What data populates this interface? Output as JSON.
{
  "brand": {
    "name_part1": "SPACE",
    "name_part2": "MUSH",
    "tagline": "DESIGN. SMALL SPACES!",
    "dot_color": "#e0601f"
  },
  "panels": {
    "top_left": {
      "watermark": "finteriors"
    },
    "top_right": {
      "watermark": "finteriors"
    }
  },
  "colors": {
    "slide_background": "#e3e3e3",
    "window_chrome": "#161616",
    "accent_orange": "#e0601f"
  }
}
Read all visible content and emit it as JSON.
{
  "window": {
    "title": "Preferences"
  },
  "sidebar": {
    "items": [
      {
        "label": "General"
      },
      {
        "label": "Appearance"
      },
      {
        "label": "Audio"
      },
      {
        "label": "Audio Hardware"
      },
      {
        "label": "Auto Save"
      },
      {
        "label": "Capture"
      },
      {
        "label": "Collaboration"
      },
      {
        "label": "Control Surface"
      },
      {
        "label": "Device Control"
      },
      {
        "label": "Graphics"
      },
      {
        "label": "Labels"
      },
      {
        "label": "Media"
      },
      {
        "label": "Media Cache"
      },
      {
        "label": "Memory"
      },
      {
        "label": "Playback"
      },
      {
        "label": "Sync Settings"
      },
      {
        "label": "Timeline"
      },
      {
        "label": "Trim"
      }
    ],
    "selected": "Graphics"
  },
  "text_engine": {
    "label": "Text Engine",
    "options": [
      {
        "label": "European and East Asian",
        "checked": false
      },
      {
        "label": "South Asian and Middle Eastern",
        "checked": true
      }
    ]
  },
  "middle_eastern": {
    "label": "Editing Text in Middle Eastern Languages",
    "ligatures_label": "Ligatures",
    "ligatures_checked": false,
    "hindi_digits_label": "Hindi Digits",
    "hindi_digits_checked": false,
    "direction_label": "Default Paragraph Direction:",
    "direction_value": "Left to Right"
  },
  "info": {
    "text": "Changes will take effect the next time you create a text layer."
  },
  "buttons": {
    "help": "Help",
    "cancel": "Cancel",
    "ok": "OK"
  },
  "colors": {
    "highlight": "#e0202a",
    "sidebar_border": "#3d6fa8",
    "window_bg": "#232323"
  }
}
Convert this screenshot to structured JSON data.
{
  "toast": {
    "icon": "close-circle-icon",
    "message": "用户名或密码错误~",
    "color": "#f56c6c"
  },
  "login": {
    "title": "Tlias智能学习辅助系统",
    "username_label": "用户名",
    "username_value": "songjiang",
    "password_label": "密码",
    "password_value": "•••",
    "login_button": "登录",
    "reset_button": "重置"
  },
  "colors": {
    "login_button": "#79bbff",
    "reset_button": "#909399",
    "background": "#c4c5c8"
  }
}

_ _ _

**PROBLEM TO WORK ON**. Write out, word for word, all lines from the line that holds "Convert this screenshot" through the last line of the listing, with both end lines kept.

**TASK OUTPUT**.
Convert this screenshot to structured JSON data.
{
  "toast": {
    "icon": "close-circle-icon",
    "message": "用户名或密码错误~",
    "color": "#f56c6c"
  },
  "login": {
    "title": "Tlias智能学习辅助系统",
    "username_label": "用户名",
    "username_value": "songjiang",
    "password_label": "密码",
    "password_value": "•••",
    "login_button": "登录",
    "reset_button": "重置"
  },
  "colors": {
    "login_button": "#79bbff",
    "reset_button": "#909399",
    "background": "#c4c5c8"
  }
}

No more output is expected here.